Here are three mistakes which every beekeeper should avoid:
1. Not understanding the best time to begin a beekeeping business or avocation can end up being a catastrophe. It can lead to a lack of cash and your bees. Since most bees expire during the wintertime winter is the worst possible time to begin. This would compel a beekeeper to purchase a brand new batch of bees, which would be more expensive cash. Autumn is another poor time to begin beekeeping, since you will find fewer flowers, consequently a smaller amount of honey picked. The best time to begin beekeeping is during summer, which will be the time of the year where there are plenty of blooming blooms.
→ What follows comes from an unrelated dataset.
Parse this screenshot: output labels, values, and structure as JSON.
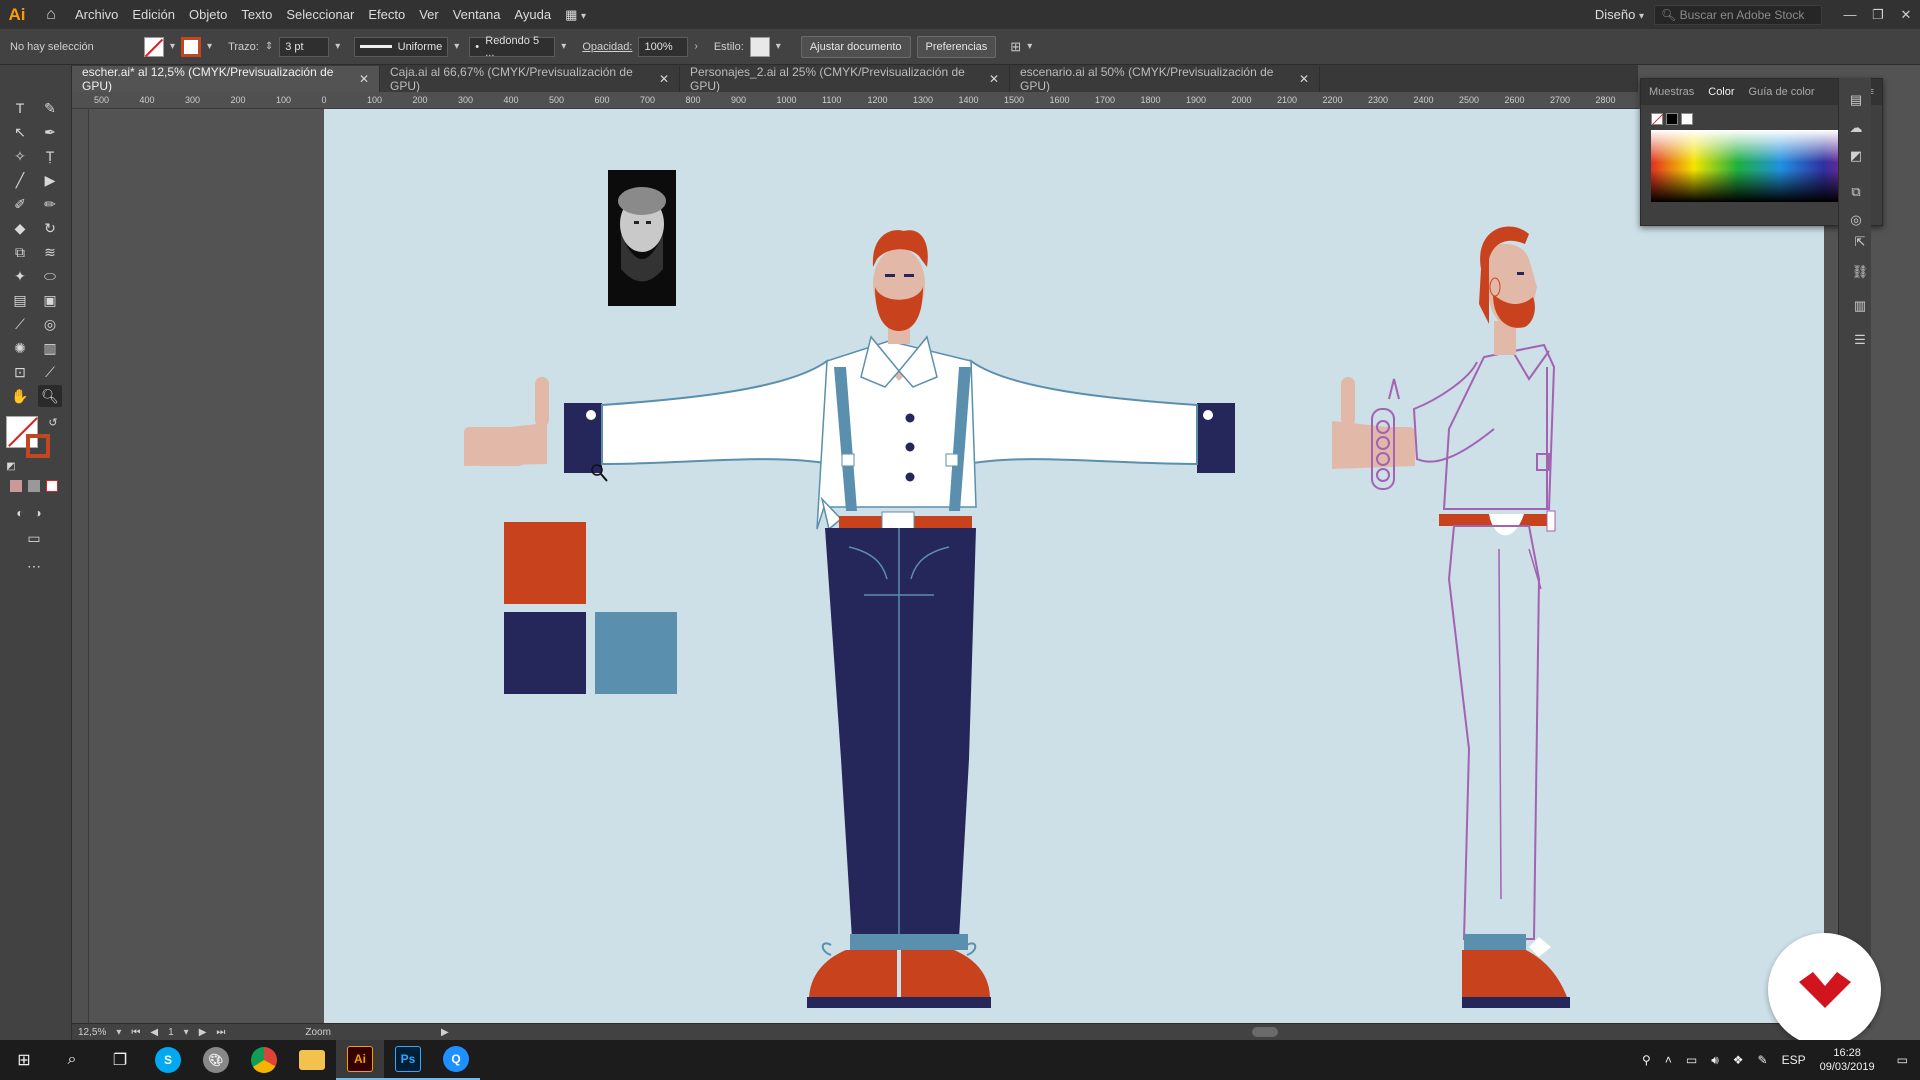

2. Buying used equipment and old books. This is a familiar mistake made by many start beekeepers. It’s clear that one would desire to conserve money as much as possible, but buying used equipment and old beekeeping publications isn’t a good thought. First, used gear can come with “inherited” issues. The extractor outlet might have a leak, or the uncapping knife mightn’t be sharp enough to uncap all the wax in one go. This would definitely impact the quality of one’s honey, which will ben’t an ideal situation particularly if a beekeeper is planning to start a honey-selling company. Second, old novels can supply outdated info on beekeeping. One might be stuck using the conventional method when there are faster and better means to maintain beehives and manufacture honey.
3. Refraining from purchasing protective gear. Think relating to this. He/she will come out as a pincushion with all the bee stingers stuck to their body, if one doesn’t wear protective gear when managing the hives and accumulating the honeycombs. Protective equipment is expensive, yes, but it is going to help beekeepers avoid spending medical bills.
These three mistakes happen to be presented here to help future beekeepers avoid them. Before getting started beekeeping, it’s a good idea to consult a professional beekeeper. If purchasing a particular thing looks too pricey, always think about the end cost (if they don’t buy this thing now, will it cost them more later on?). Ultimately, it truly is up to the person to determine the best course of action.